-- EXERCISE DETAILS --
Your answer should consist of the lines in the data below that contain "amount".

Interface dataset entries:
· · · · · · ·

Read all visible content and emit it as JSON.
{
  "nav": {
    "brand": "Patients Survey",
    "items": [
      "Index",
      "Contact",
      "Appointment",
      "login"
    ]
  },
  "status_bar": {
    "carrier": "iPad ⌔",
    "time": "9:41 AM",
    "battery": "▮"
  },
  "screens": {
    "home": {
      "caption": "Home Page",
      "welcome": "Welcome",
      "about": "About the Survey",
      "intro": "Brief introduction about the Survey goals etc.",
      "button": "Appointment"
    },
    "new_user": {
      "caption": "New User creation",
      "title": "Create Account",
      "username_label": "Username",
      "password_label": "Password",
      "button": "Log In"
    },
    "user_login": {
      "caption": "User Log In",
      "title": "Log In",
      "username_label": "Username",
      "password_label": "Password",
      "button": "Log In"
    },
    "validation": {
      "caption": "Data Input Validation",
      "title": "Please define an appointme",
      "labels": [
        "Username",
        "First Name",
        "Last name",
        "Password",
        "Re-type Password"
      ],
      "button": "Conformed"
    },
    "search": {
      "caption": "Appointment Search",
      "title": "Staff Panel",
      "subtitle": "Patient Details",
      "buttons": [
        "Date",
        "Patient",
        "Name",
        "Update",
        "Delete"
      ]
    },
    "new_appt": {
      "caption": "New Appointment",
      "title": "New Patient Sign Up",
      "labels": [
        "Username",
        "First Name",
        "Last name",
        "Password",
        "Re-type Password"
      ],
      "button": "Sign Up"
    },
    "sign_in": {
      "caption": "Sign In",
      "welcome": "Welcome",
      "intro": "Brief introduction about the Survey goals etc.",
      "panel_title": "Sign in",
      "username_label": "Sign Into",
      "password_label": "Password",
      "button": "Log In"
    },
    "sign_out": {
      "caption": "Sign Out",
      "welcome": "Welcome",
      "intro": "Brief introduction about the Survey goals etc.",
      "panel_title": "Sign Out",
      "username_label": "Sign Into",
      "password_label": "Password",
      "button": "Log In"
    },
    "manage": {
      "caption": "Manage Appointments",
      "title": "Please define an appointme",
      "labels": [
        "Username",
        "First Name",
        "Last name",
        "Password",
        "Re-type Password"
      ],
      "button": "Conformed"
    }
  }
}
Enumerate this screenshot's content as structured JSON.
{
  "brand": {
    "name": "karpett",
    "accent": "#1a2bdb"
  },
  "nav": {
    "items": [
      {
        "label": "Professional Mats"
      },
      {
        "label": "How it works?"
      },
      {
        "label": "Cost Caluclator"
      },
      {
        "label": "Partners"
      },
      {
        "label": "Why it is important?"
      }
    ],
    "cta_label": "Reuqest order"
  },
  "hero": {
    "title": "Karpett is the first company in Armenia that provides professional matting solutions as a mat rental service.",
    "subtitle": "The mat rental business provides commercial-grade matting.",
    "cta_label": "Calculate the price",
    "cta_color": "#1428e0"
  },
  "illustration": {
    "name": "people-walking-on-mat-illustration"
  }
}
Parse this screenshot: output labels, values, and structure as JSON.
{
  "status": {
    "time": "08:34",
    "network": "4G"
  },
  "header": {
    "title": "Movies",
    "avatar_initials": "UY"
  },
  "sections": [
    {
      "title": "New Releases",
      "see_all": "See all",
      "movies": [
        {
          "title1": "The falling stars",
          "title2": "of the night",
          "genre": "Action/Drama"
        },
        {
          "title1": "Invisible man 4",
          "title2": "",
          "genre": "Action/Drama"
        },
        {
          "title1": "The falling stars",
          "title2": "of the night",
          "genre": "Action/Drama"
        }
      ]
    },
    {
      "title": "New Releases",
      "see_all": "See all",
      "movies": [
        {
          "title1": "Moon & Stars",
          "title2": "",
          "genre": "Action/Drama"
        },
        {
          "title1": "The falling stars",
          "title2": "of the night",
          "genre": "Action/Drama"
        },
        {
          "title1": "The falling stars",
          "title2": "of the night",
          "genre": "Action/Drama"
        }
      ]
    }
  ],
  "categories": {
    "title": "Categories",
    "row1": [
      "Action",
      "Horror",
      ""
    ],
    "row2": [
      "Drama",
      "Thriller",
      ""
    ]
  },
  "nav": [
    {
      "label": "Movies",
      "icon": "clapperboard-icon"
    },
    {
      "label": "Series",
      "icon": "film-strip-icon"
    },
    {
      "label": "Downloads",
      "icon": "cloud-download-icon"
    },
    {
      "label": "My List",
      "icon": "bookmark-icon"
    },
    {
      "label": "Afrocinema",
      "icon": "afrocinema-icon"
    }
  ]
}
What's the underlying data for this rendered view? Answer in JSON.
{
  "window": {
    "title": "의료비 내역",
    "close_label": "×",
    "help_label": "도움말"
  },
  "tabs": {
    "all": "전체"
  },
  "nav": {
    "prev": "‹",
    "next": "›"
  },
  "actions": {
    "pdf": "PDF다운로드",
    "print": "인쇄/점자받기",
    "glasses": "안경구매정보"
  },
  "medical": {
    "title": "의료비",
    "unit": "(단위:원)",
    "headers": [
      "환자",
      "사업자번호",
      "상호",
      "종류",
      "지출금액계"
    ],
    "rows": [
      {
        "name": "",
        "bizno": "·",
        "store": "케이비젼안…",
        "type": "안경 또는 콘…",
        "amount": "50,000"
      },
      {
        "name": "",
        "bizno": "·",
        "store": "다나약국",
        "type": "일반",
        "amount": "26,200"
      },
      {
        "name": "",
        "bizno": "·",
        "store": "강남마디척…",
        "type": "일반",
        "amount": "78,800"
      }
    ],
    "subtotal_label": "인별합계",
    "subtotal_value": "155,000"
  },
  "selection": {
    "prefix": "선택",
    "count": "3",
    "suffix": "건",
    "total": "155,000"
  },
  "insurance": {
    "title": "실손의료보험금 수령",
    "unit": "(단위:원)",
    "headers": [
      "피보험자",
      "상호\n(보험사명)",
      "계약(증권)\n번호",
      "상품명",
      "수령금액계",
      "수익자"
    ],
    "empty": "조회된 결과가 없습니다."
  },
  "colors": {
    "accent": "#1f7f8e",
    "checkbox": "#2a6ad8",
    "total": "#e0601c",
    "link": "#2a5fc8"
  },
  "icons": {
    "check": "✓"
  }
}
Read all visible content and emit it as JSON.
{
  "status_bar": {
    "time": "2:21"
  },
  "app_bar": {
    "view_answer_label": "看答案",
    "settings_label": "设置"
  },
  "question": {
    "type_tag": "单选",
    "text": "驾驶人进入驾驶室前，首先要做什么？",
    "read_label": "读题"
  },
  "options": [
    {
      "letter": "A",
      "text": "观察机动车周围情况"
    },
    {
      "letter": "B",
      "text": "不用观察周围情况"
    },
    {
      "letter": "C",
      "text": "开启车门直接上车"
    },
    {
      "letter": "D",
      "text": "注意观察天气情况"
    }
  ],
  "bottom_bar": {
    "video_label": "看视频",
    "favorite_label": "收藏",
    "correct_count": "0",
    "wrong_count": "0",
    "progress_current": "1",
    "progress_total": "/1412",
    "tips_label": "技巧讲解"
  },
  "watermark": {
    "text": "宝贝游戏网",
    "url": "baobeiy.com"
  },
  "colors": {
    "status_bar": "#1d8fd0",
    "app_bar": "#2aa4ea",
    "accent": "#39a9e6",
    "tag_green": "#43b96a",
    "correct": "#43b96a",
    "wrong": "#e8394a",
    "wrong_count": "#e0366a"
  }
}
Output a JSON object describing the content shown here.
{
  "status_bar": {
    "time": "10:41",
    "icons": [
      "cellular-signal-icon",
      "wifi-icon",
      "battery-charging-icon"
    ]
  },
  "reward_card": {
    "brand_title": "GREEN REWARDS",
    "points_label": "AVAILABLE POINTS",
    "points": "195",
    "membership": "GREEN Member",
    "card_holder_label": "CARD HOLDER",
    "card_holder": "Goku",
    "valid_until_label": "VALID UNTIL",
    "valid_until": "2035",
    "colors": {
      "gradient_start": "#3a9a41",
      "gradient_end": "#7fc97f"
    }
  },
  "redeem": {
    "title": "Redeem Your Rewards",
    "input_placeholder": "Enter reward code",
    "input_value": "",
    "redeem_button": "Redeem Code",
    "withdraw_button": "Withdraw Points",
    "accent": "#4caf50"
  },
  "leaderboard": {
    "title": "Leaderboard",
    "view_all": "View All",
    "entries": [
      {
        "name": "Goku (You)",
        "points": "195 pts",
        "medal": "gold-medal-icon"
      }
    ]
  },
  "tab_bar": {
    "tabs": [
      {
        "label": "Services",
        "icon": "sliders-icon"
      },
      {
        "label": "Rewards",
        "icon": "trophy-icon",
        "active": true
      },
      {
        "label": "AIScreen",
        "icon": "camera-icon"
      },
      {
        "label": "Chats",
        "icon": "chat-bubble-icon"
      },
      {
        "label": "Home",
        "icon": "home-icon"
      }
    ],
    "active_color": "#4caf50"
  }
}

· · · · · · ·

-- EXERCISE RESULT --
        "amount": "50,000"
        "amount": "26,200"
        "amount": "78,800"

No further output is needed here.